Consider the following questions. If one resonates for you, take some time to explore it and perhaps even bring it to your team for discussion. 

  1. The average person has 12,000-60,000 thoughts per day. But, we don’t have to believe all our thoughts. What thoughts do you currently hold that you should NOT believe? What core beliefs do you hold that are preventing you from moving forward in some way?
  2. We tend to judge others by their actions, but we judge ourselves by our intentions. Where are your actions and intentions misaligned? What impact is that having on your relationships?
  3. Every conversation tells a story and we can see ourselves in each one. Which stories in others are offering you a reflection of yourself? What is it telling you?
  4.  What are you doing to be your best on a regular basis?
  5. Behaviors can turn into habits which become our reputation. We can change behavior one moment at a time. What behaviors are impacting your reputation in a positive way? What behaviors are not desirable?

The skill of using powerful questions in your leadership is one that builds over time. These are just a few. Powerful questions can and should be used in performance conversations, feedback discussion, strategy sessions, process improvement dialogues. . . .the list goes on. 

For more information or for a copy of our handout with examples of various powerful questions, please reach out to us at

You Can Only Do What You Believe You Can Do: Moving Forward with Confidence

You Can Only Do What You Believe You Can Do: Moving Forward with Confidence

By Barb Ward

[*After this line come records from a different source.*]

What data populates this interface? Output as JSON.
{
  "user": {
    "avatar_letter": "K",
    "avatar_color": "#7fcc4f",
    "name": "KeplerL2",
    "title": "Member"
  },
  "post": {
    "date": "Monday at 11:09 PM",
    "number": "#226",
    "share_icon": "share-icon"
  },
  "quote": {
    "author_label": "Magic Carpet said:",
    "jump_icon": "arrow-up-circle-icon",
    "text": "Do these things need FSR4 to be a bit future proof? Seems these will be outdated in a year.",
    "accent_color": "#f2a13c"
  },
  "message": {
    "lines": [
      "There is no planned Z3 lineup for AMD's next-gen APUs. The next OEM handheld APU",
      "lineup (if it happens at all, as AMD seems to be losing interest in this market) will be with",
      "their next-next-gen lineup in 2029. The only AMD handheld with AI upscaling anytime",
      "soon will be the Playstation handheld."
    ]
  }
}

We all experience roadblocks, or times when we are stagnant and unable to move forward. Sometimes it’s physical – for instance, health issues, lagging energy levels, or insomnia may be holding you back. Other times its emotional – mental fatigue or exhaustion, lack of motivation, doubt, or lack of confidence in your abilities. Maybe you are paralyzed by uncertainty. These feelings can be difficult to deal with; however, if you want to be successful, it is imperative for you to learn to overcome these barriers.

Here are a few thoughts to keep in mind as you look for the motivation to move forward:

  • Take charge. If health issues are holding you back, make the appointments necessary to get back on track. Although you may not get the answers you are looking for, just having a better idea of what is happening with your health can help propel you into action.
  • Consider the cost of inaction. This is also called opportunity cost. When you make a decision, you are ultimately giving something up. For instance, if you choose to stay in a job where you are unhappy, you lose the chance to pursue other job opportunities that could make you happier and more fulfilled.
  • Ask for what you need. If you are emotionally drained, or your motivation is lacking, seek guidance from someone you trust, a family member, a friend, a supervisor. Maybe you need a day off to rejuvenate your energy, reassurance you are the perfect fit for your position, or sometimes all you need is to voice your concerns to help you find your way forward.
  • Don’t get stuck in your comfort zone. Sometimes we take the path of least resistance because it is easier than risking the discomfort of something new or unknown. However, se risk a life of mediocrity and dissatisfaction if we don’t take a chance and pursue our dreams.
  • Start somewhere, take baby steps if you must. If change is hard for you, looking at the end-result can be overwhelming. Rather take small steps to get there. For instance, if you want to run a marathon, but haven’t run more than a mile in years, you must put a plan in place to achieve your goal. You can use this strategy for any change – career, relationship, education – to make it more attainable to reach your goal.
  • Consider the absolute worst thing that could happen. Scrutinize this scenario and determine if it warrants the fear it is causing. For instance, what can happen if you quit your job, leave your relationship, or move across the country? When you take a hard look at the worst-case scenario, you can assess the alternatives, prepare yourself for different possible outcomes, and choose how to move forward wisely.

What is the greatest obstacle that stands in your way as you move forward toward the future?